That’s not how it’s supposed to work and that was something of a revelation for me. Anger, like I said, is the subconscious’ way of saying “hey, you need to do something about this situation, because it’s not going the way that you want.” At that point, there’s two things you can do. You can either change the way you’re approaching the problem, and activate some sort of contingency plan so that you can work your way around the issue, or you change the expectation you have of the desired outcome. The first case is what you need to do if you’re in a situation you can change; the latter is what you need to do if you’re in one that you can’t.
This is not to say that expectations are bad things. Quite the contrary. Unless we are able to believe that the choices we make are going to bring something to fruition, life becomes one great, depressing hopeless mess. If we the only expectations we have are negative ones, that something bad is going to happen to us, then that’s all that’s going to happen, and strangely enough, we’re never going to be let down.
But people have the wrong sorts of expectations. A good expectation is a positive one that gives you a good outcome to focus on and work towards. A bad one has the same outcome, but it specifies precisely how that outcome is going to come about and that’s where most people come unstuck. Like I said earlier, life has a habit of throwing obstacles in our paths when we’re in pursuit of our goals. If your expectation includes the details of how something is going to pass, then if it doesn’t happen that way, then you’re going to end up disappointed and bitter, even if you get the end result you’re looking for.

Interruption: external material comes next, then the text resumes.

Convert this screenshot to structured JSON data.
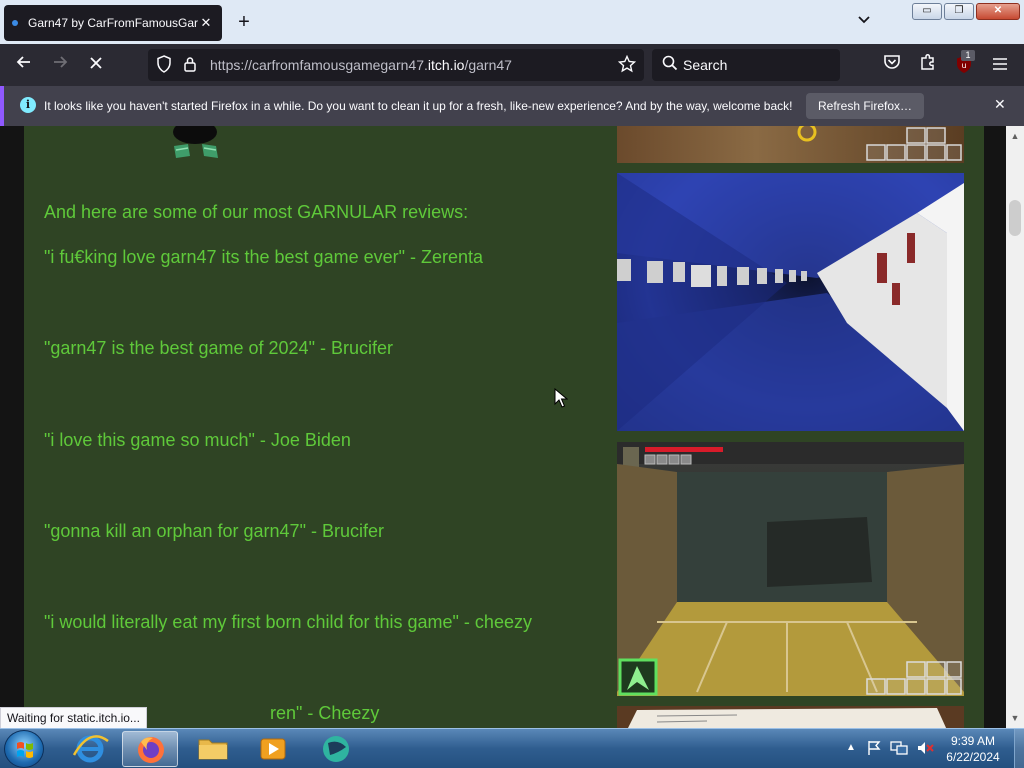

What you need to do is just keep your eyes on the end result and don’t let things stop you from getting there. If something comes up that blocks one approach, then back up a bit and find another way of getting there. That way, the journey to your end goal becomes an adventure and you’ll probably learn a lot more along the way.